Microsoft has decided not to rush out a fix for an IE 8 zero-day first identified seven months ago, instead telling users to harden up their browsers.
The vulnerability allowed attackers to execute arbitrary code on computers running the older Internet Explorer version 8 through drive-by and phishing attacks.
Details were made public through HP's Zero Day Initiative vulnerability clearing house after Microsoft failed to patch its much-hacked platform.
Microsoft was notified two weeks ahead of today's disclosure and has been contacted by El Reg for comment.
The ZDI disclosure said the use-after-flaw existed in Internet Explorers' handling of CMarkup objects.

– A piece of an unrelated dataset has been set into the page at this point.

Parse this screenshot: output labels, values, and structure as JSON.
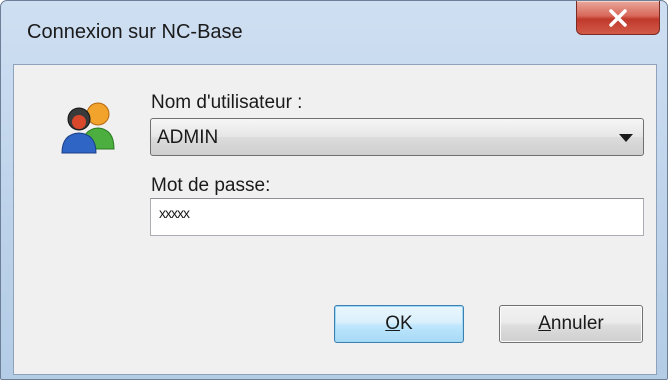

"This vulnerability allows remote attackers to execute arbitrary code on vulnerable installations of Microsoft Internet Explorer. User interaction is required to exploit this vulnerability in that the target must visit a malicious page or open a malicious file," the disclosure read.
"An attacker who successfully exploited these vulnerabilities could gain the same user rights as the current user."
Users of Microsoft Outlook and Windows Mail were less likely to fall for a phish exploiting the zero day because the apps open emails in the script-blocking 'restricted sites zone'.
Instead of a patch, Redmond released work-arounds suggesting users harden IE 8 security by changing settings to block and alert use of ActiveX Controls and Active Scripting, and install its Enhanced Mitigation Experience Toolkit (EMET) which makes exploitation of Windows boxes more difficult and expensive.
The disclosure comes on the heels of attacks targeting Internet Explorer vulnerabilities discovered in April. ®